Dielectric Elastomer Actuation for Modular Robotics
The current smallest self-contained modular robot uses a shape memory alloy, which is inherently inefficient, slow and difficult to control. We present the design, fabrication and demonstration of a module based on dielectric elastomer actuation. The module uses a pair of bowtie dielectric elastomer actuators in an agonist-antagonist configuration and is seven times smaller than previously demonstrated. In addition, we present an intuitive model for the bowtie configuration that predicts the performance with experimental verification. Based on this model and the experimental analysis, we address the theoretical limitations and advantages of this antagonistic bender design relative to other dielectric elastomer actuators.
General Stiffness Model for Programmable Matter and Modular Robot Structures
We developed a stiffness model for programmable matter and modular robot structures. In the model, modules or module components are linked by 6 degree-of-freedom stiffness matrices. We demonstrated that the stiffness matrix can be determined by approximation, analysis, or experiment. In the case of folded chain programmable matter (left two figures), we show that the folding patterned can be used to change the apparent elasticity of the structure. In the case of CKBot modular robot structures (right two figures), we are able to fit and predict experimental displacement under a static load.
External Actuation for Modular Robotics
Right Angle Tetrahedron Chain Externally Actuated Testbed (RATChET) System

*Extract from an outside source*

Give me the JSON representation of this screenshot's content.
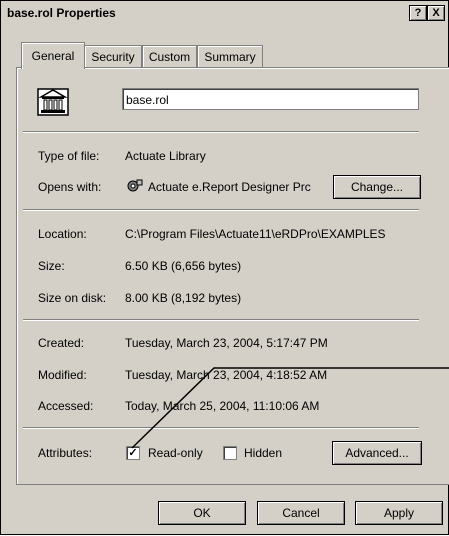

Modules in the Right Angle Tetrahedron Chain Externally Actuated Testbed (RATChET) system can be programmed to form arbitrary shapes. Using an external manipulator to fold the chain under the force of gravity simplifies the module design since they do not require a motor at each joint. We developed two RATChET systems: a first generation (left three photos) capable of assembling various shapes from a single chain using external energy and a second miniaturized generation that uses external energy to both assemble and disassemble shapes.
- ratchet_auto_line_demo_m.mov (11.6MB)
- ratchet_auto_hex_demo_m.mov (11.9MB)
- RATChET14mm_mrs_ICRA_final_m.mov (8MB)
The XBot system is a lattice style modular self-reconfigurable robot that uses external actuation to deterministically reconfigure XBot modules. Using the principle of external actuation facilitates module miniaturization as modules do not require motors or servos to reconfigure. One module is fixed to a movable table. When the table accelerates in a predetermined motion profile, inertial forces cause the desired module or group of modules to relocate. We have demonstrated this method can realize reliable, deterministic self-reconfiguration.
XY Stage Videos
- XBot_release2_nqtl.mov (4.0MB)
- XBot_U_to_P_demo.mov (14MB)
- XBot_DP_SP_RP_tl.mov (6.7MB)
- XBot_walkaround_auto_8x_tl.mov (5.6MB)
- XBot_dp_realtime.mov (1.3MB)
- XBot_dp_slomo_tl.mov (1.8MB)
X Stage Videos
Stochastic Modular Robotics
I worked on this project at the Cornell Computational Synthesis Lab with Victor Zykov, Josh Bongard and Hod Lipson. Stochastic modular robotic systems provide an alternative to more traditional deterministic self-reconfigurable systems. Rather than executing a determined motion plan, these systems consist of modules that move about randomly due to the energy of environment (in this case, cubes floating in agitated oil.) Modules attach to the substrate and each other using a switchable bonding mechanism. Modules use an onboard rule set and make decisions (maintain or break bond) to form a desired structure.
The goal of this project is to demonstrate a method that can be used to develop a large number of modules at scales that are orders of magnitude smaller. This method of reconfiguration is beneficial in that modules are not required to have a locomotion mechanism. Distributed power eliminates the need for batteries in each module.
This work is a precursor to the 3D Stochastic Modular Robotic system. I worked on this project with Kris Kopanski and Hod Lipson. We developed proof of concept systems that demonstrate that modules moving randomly in a simulated Brownian environment can form desired configurations.
For more information, see the project page.
Developed a Java applet based kinematic simulator for the Kinematic Models For Design Digital Library, KMODDL, a site with numerous models and multimedia to aid in the teaching of kinematics. There are numerous interactive simulations of classic kinematic mechanisms such as the Peaucellier Straight Line Mechanism